Plan B
Das schwerste Handicap Syrizas war es, dass sie keinen Plan B hatte – besser ge-sagt: nicht haben konnte. Die Festlegung auf den Verbleib im Euro und deren Veran-kerung bei der Mehrheit der Griechen, hat von Anfang an eine Pfadabhängigkeit für denkbare Verhandlungsergebnisse vorgegeben. Hinzu kam ein höllischer Zeitdruck, der den Aufbau substantieller Gegenmachtposition unmöglich machte.

Ohne eine Auffangmöglichkeit jenseits des Euro wäre ein chaotischer Grexit schlim-mer als das erneute Diktat. Dass die meisten Griechen und die Regierung Angst vor dem Sprung ins Ungewisse haben, ist verständlich und zu respektieren

Allerdings sollten jetzt die Lehren aus der Niederlage gezogen werden und für die unvermeidlich nächste Runde ein solider Plan B und dessen demokratische Legitimierung vorbereitet werden.
Dazu braucht Griechenland internationale Unterstützung. Allerdings besteht Solidarität nicht in blumigen Erklärungen oder markigen Manifesten, sondern in der Verschiebung der Kräfteverhältnisse im europapolitischen Diskurs auch und gerade bei uns.

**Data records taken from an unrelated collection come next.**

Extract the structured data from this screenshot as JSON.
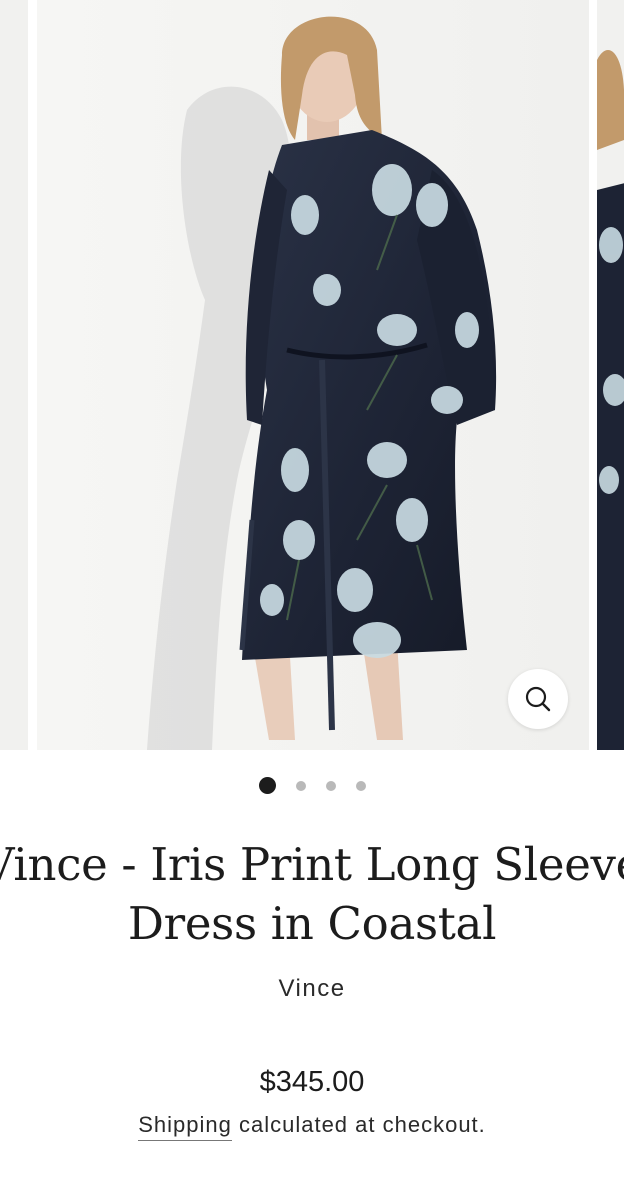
{
  "gallery": {
    "active_index": 0,
    "dot_count": 4,
    "zoom_icon": "search-icon",
    "accent_active_dot": "#1c1c1c",
    "inactive_dot": "#b9b9b9"
  },
  "product": {
    "title_line1": "Vince - Iris Print Long Sleeve",
    "title_line2": "Dress in Coastal",
    "vendor": "Vince",
    "price": "$345.00",
    "shipping_link": "Shipping",
    "shipping_rest": " calculated at checkout."
  }
}
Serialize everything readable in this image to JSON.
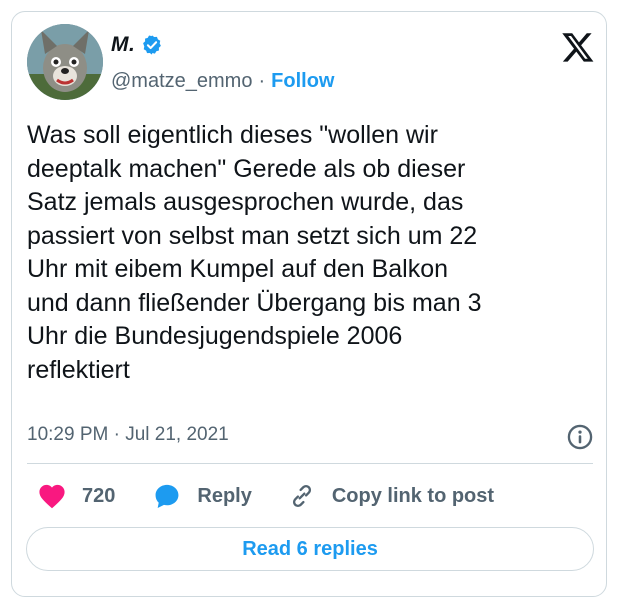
{
  "author": {
    "display_name": "M.",
    "handle": "@matze_emmo",
    "separator": "·",
    "follow_label": "Follow",
    "avatar_icon": "wolf-avatar",
    "verified_color": "#1d9bf0"
  },
  "tweet": {
    "text": "Was soll eigentlich dieses \"wollen wir\ndeeptalk machen\" Gerede als ob dieser\nSatz jemals ausgesprochen wurde, das\npassiert von selbst man setzt sich um 22\nUhr mit eibem Kumpel auf den Balkon\nund dann fließender Übergang bis man 3\nUhr die Bundesjugendspiele 2006\nreflektiert",
    "timestamp": "10:29 PM · Jul 21, 2021"
  },
  "actions": {
    "like_count": "720",
    "reply_label": "Reply",
    "copy_link_label": "Copy link to post"
  },
  "read_replies_label": "Read 6 replies",
  "colors": {
    "accent": "#1d9bf0",
    "like": "#f91880",
    "text": "#0f1419",
    "secondary": "#536471",
    "border": "#cfd9de"
  }
}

Das bedeutet als erstes den Abschied von den europapolitischen Illusionen der Linken und der Fetischisierung des Euro. (…)

* Kontakt mit dem Autor:
Peter Wahl,
WEED – Weltwirtschaft, Ökologie & Entwicklung
Eldenaer Str. 60, 10247 Berlin
phone: 0160-8234377
mailto: peter.wahl

— Volltext als pdf-Datei im Anhang verfügbar. —

Martin Zeis

Martin Zeis
globalcrisis/globalchange NEWS


Schäubles Plan: Deutschland muss raus aus dieser Euro-Zone

Schäubles Plan: Deutschland muss raus aus dieser Euro-ZoneDeutsche Wirtschafts Nachrichten | Veröffentlicht: 14.07.15 02:19 Uhr | 25 Kommentare

Die Demütigung Griechenlands beim Gipfel war kein Unfall. Sie ist Teil einer Agenda, die Wolfgang Schäuble seit langem verfolgt: Er hält die EU in ihrer derzeitigen Form für nicht funktionsfähig. Er strebt eine enge politische Union an. Diese ist nur mit ausgewählten Staaten möglich. Am Ende soll sich zeigen, wer zu Deutschland passt und wer nicht. Der Grexit ist fix eingeplant. Andere Staaten werden folgen. Das Tischtuch ist zerschnitten. Unwiderruflich. (…)


Greece Just Lost Control Of Its Banks, And Why Deposit Haircuts Are Imminent; zerohedge, July 13, 2015

zerohedge, July 13, 2015 – 16:30 local time — http://www.zerohedge.com/news/2015-07-13/greece-just-lost-control-its-banks-and-why-deposit-haircuts-are-still-coming — text also attached (2p) —

Greece Just Lost Control Of Its Banks, And Why Deposit Haircuts Are Imminent

Yes, Greek banks may have been insolvent – something that was clear since the first bailout of 2010 – but at least the Greek state had control over them: as such it could have mandated mergers, recapitalizations, liquidity injections, even depositor bail-ins (perhaps the harshest lesson for the ordinary Greek population as a result of this latest crisis is that deposits are not „cash in the bank“ but liabilities of insolvent financial organizations).
Starting on Wednesday that will no longer be the case.
Because while Greek banks will maintain their capital controls for months and withdrawals will be limited to €60 or less for months (the ECB is well aware that any boost to the ELA will result in a promptly surge in deposit outflows until the new ELA ceiling is reached, and so on ad inf) the one key change on Wednesday when the Tsipras government, whose coalition no longer has a majority in parliament and will have to rely on opposition votes, votes through the humiliating Greek „pre-deal“ to unlock negotiations for the promised €86 billion in bailouts (which will be used almost entirely to repay the Troika) is that it will hand over the keys of Greek banks to the ECB.

Here is Reuters with this little known fact:

One of the preconditions imposed on Greece for a deal is that it signs into law European rules that would put euro zone authorities at the ECB and in Brussels, rather than Athens, in charge of identifying and closing or breaking up sick banks.
This in turn could lead to a shake-up of the sector that could see some banks close, with losses pushed onto bondholders and possibly even large depositors. In such circumstances, there would be little that Athens could do to prevent this.
One European official had told Reuters that the number of big banks in the country could be reduced from four – National Bank, Piraeus, Eurobank and Alpha – to as little as two.